> Exercise instructions:
Counting only lines that contain the string "screenshot", how many are there in the data? Say the number alone.

> Records to use:
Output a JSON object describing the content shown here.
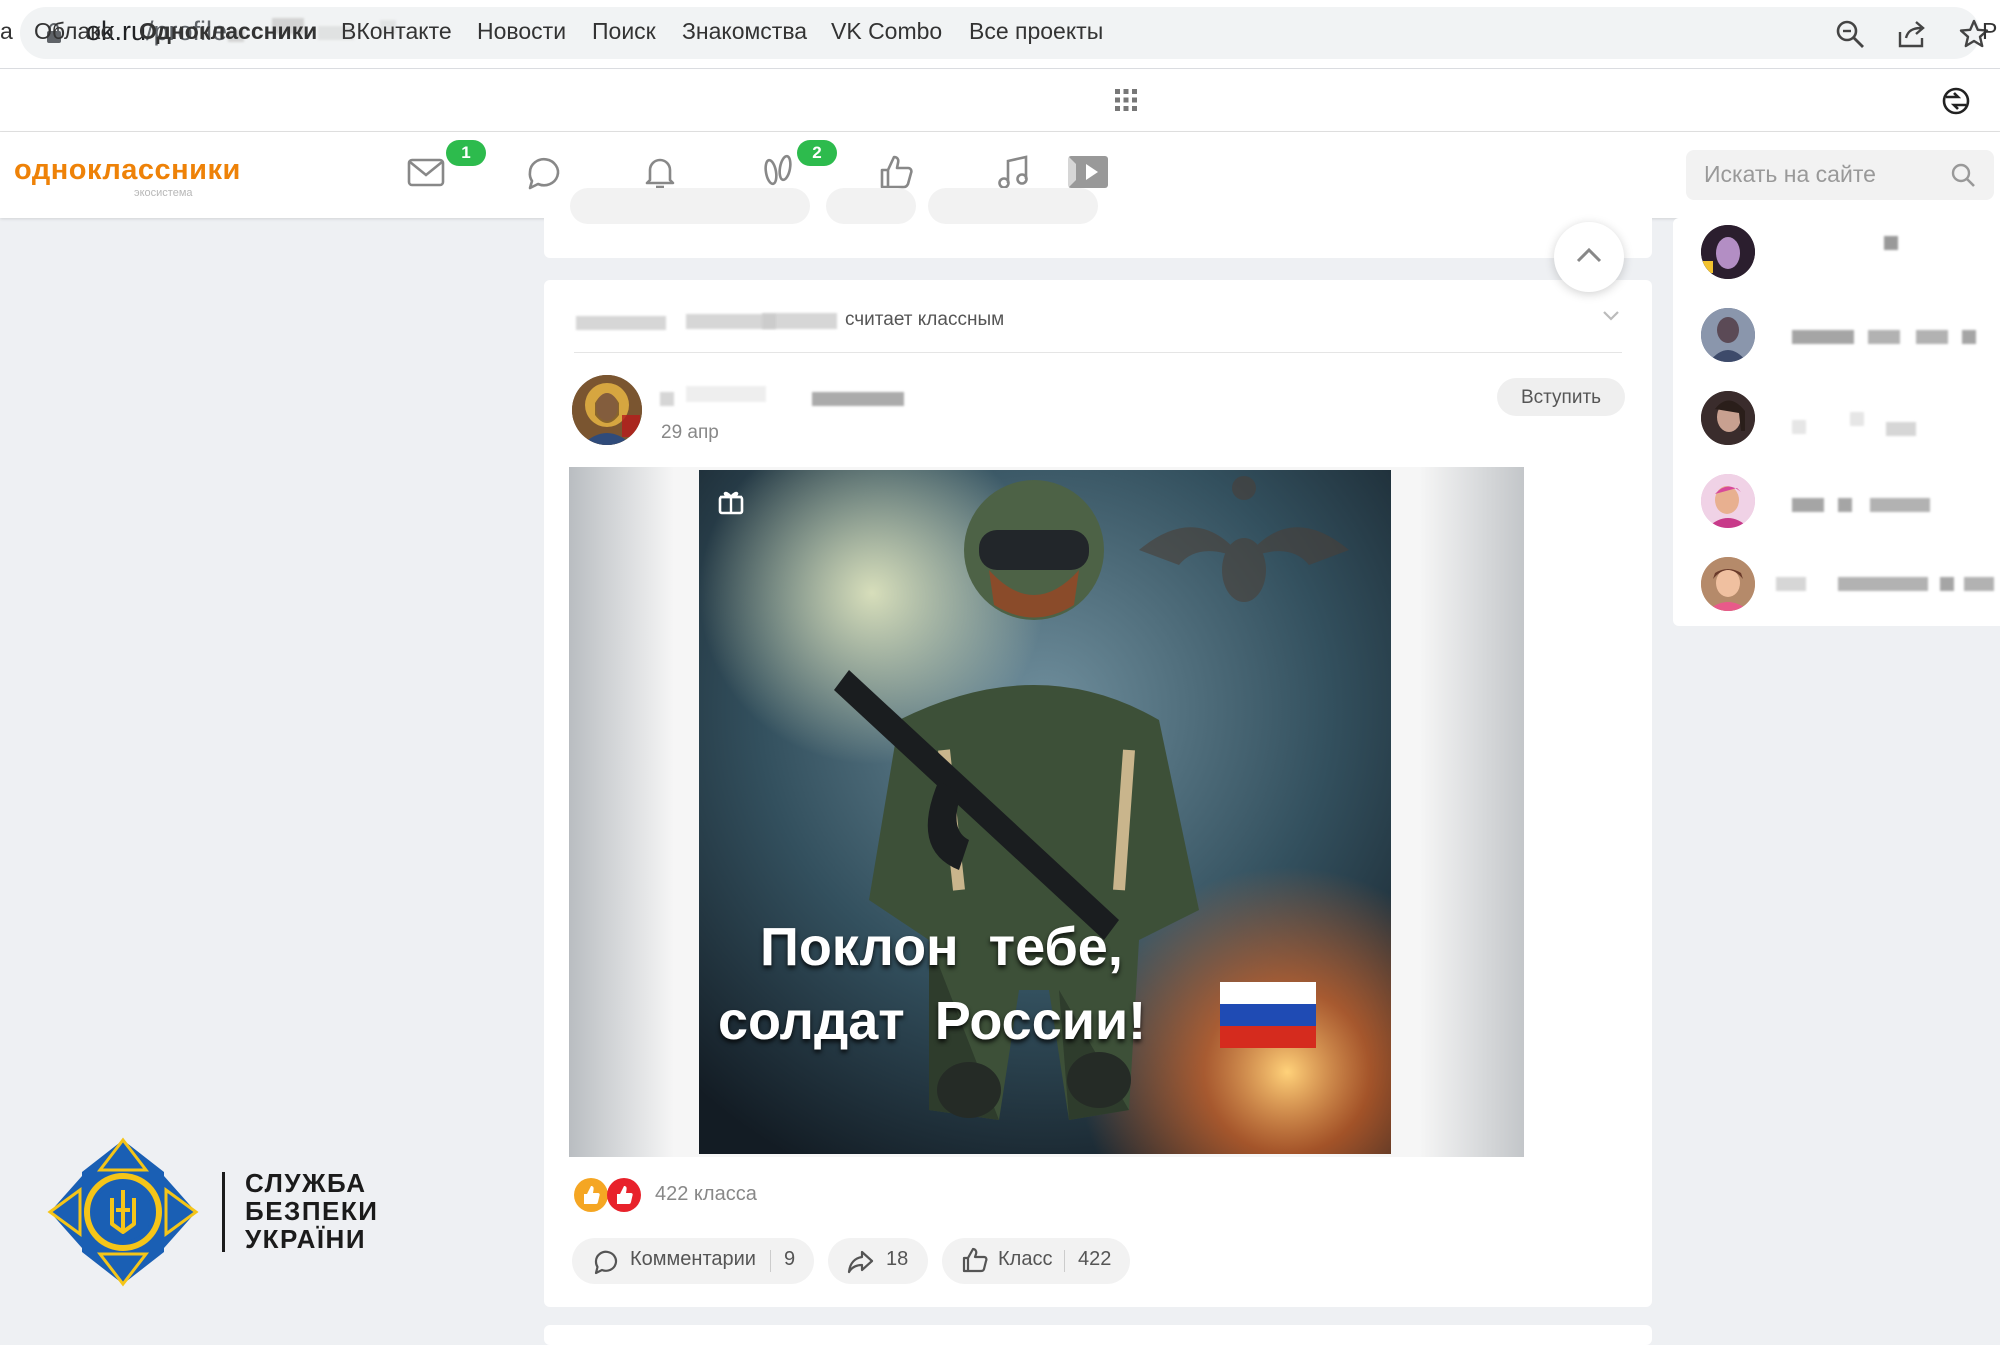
{
  "browser": {
    "url_domain": "ok.ru",
    "url_path": "/profile",
    "icons": [
      "lock-icon",
      "zoom-icon",
      "share-icon",
      "star-icon"
    ]
  },
  "bookmarks": {
    "items": [
      {
        "label": "а"
      },
      {
        "label": "Облако"
      },
      {
        "label": "Одноклассники",
        "bold": true
      },
      {
        "label": "ВКонтакте"
      },
      {
        "label": "Новости"
      },
      {
        "label": "Поиск"
      },
      {
        "label": "Знакомства"
      },
      {
        "label": "VK Combo"
      },
      {
        "label": "Все проекты"
      },
      {
        "label": "Р"
      }
    ]
  },
  "header": {
    "logo_text": "одноклассники",
    "logo_sub": "экосистема",
    "badges": {
      "messages": "1",
      "guests": "2"
    },
    "search_placeholder": "Искать на сайте",
    "brand_color": "#ee8208",
    "badge_color": "#2dbb4d"
  },
  "post": {
    "liked_by_suffix": "считает классным",
    "date": "29 апр",
    "join_label": "Вступить",
    "image_text_line1": "Поклон  тебе,",
    "image_text_line2": "солдат  России!",
    "reactions_label": "422 класса",
    "actions": {
      "comments_label": "Комментарии",
      "comments_count": "9",
      "shares_count": "18",
      "klass_label": "Класс",
      "klass_count": "422"
    }
  },
  "watermark": {
    "line1": "СЛУЖБА",
    "line2": "БЕЗПЕКИ",
    "line3": "УКРАЇНИ",
    "shield_color": "#1a5fb4",
    "emblem_color": "#f5c518"
  }
}
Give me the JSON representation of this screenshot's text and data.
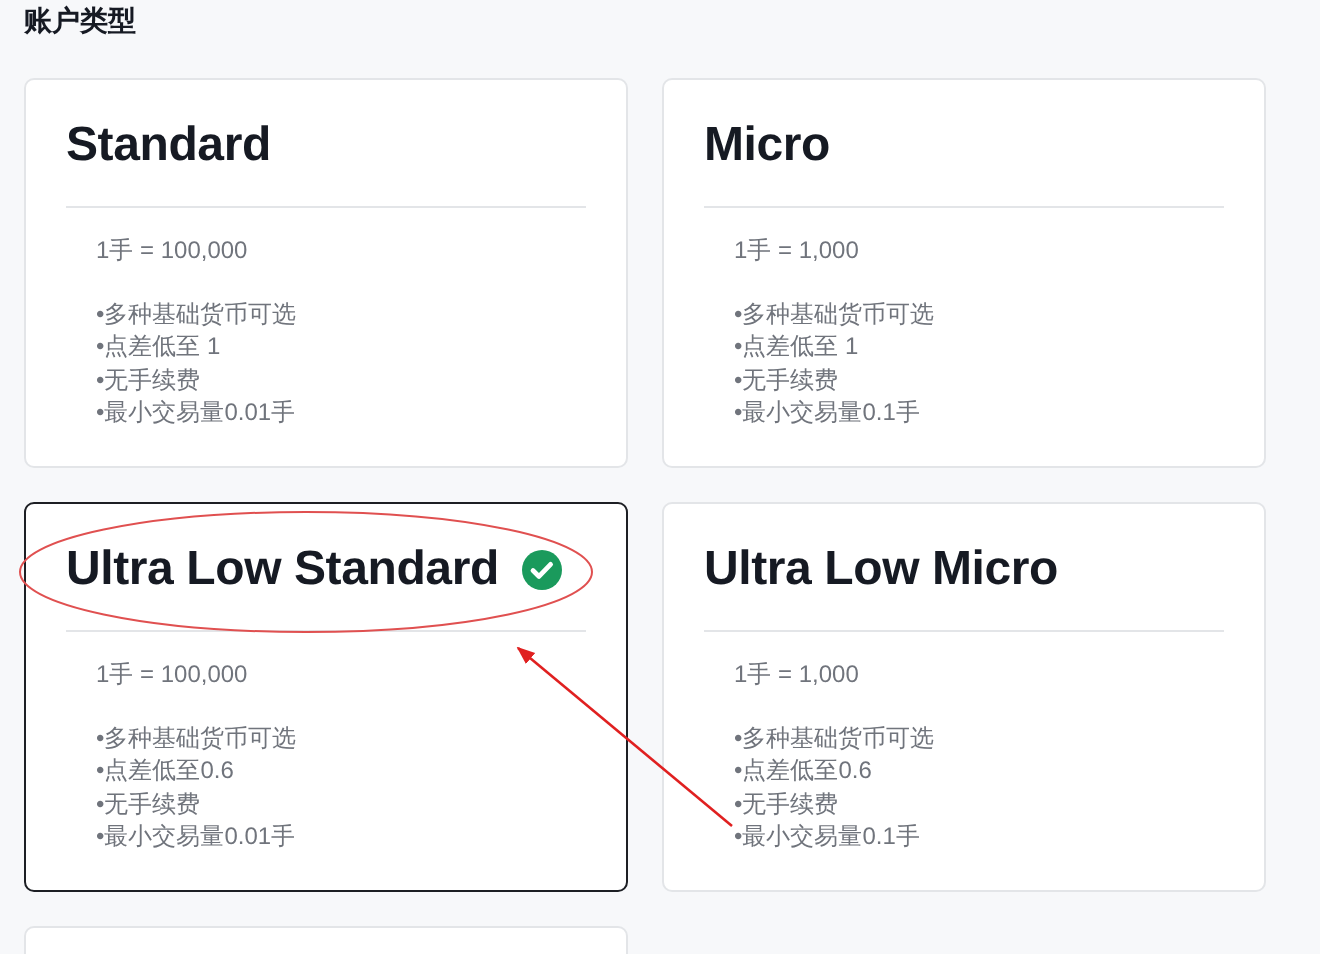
{
  "heading": "账户类型",
  "cards": [
    {
      "kind": "account",
      "title": "Standard",
      "selected": false,
      "lot": "1手 = 100,000",
      "features": [
        "•多种基础货币可选",
        "•点差低至 1",
        "•无手续费",
        "•最小交易量0.01手"
      ]
    },
    {
      "kind": "account",
      "title": "Micro",
      "selected": false,
      "lot": "1手 = 1,000",
      "features": [
        "•多种基础货币可选",
        "•点差低至 1",
        "•无手续费",
        "•最小交易量0.1手"
      ]
    },
    {
      "kind": "account",
      "title": "Ultra Low Standard",
      "selected": true,
      "lot": "1手 = 100,000",
      "features": [
        "•多种基础货币可选",
        "•点差低至0.6",
        "•无手续费",
        "•最小交易量0.01手"
      ]
    },
    {
      "kind": "account",
      "title": "Ultra Low Micro",
      "selected": false,
      "lot": "1手 = 1,000",
      "features": [
        "•多种基础货币可选",
        "•点差低至0.6",
        "•无手续费",
        "•最小交易量0.1手"
      ]
    },
    {
      "kind": "cut_off"
    }
  ],
  "annotations": {
    "title_circled": true,
    "arrow_shown": true
  }
}
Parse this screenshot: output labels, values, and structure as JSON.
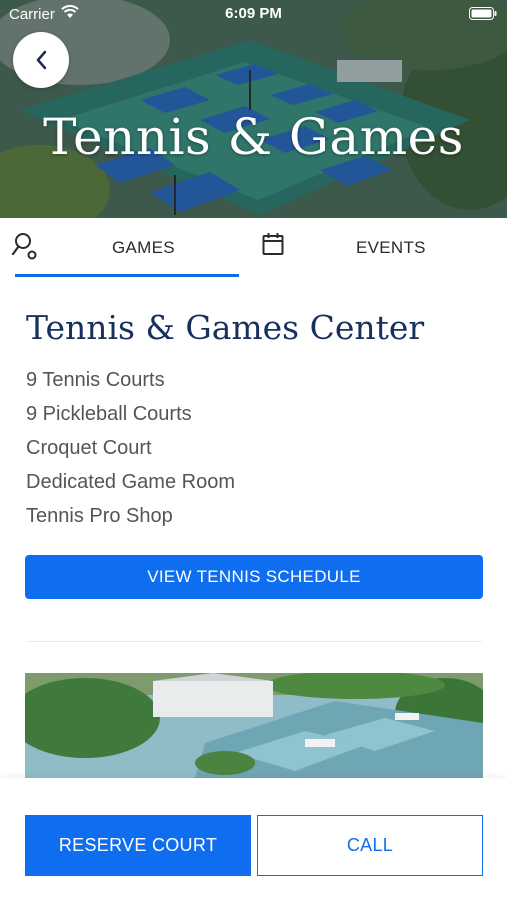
{
  "status_bar": {
    "carrier": "Carrier",
    "time": "6:09 PM",
    "wifi_icon": "wifi-icon",
    "battery_icon": "battery-icon"
  },
  "header": {
    "back_icon": "chevron-left-icon",
    "title": "Tennis & Games"
  },
  "tabs": [
    {
      "label": "GAMES",
      "icon": "racquet-icon",
      "active": true
    },
    {
      "label": "EVENTS",
      "icon": "calendar-icon",
      "active": false
    }
  ],
  "main": {
    "title": "Tennis & Games Center",
    "amenities": [
      "9 Tennis Courts",
      "9 Pickleball Courts",
      "Croquet Court",
      "Dedicated Game Room",
      "Tennis Pro Shop"
    ],
    "schedule_button": "VIEW TENNIS SCHEDULE"
  },
  "footer": {
    "reserve_label": "RESERVE COURT",
    "call_label": "CALL"
  },
  "colors": {
    "accent": "#0f6ef0",
    "title_navy": "#17305e",
    "body_text": "#555555"
  }
}
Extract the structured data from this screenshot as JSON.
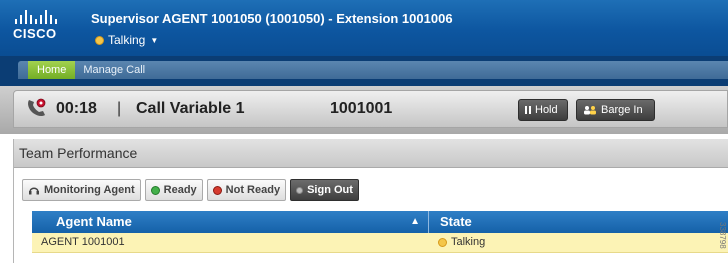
{
  "header": {
    "logo_text": "CISCO",
    "title": "Supervisor AGENT 1001050 (1001050) - Extension 1001006",
    "status_label": "Talking",
    "status_color": "#f4c64a"
  },
  "nav": {
    "tabs": [
      {
        "label": "Home",
        "active": true
      },
      {
        "label": "Manage Call",
        "active": false
      }
    ]
  },
  "call": {
    "icon": "phone-icon",
    "timer": "00:18",
    "separator": "|",
    "variable": "Call Variable 1",
    "number": "1001001",
    "hold_label": "Hold",
    "barge_label": "Barge In"
  },
  "team": {
    "panel_title": "Team Performance",
    "toolbar": {
      "monitoring_label": "Monitoring Agent",
      "ready_label": "Ready",
      "not_ready_label": "Not Ready",
      "sign_out_label": "Sign Out"
    },
    "columns": [
      "Agent Name",
      "State"
    ],
    "rows": [
      {
        "agent": "AGENT 1001001",
        "state": "Talking",
        "state_color": "#f4c64a"
      }
    ]
  },
  "watermark": "338798"
}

> Written solution:
3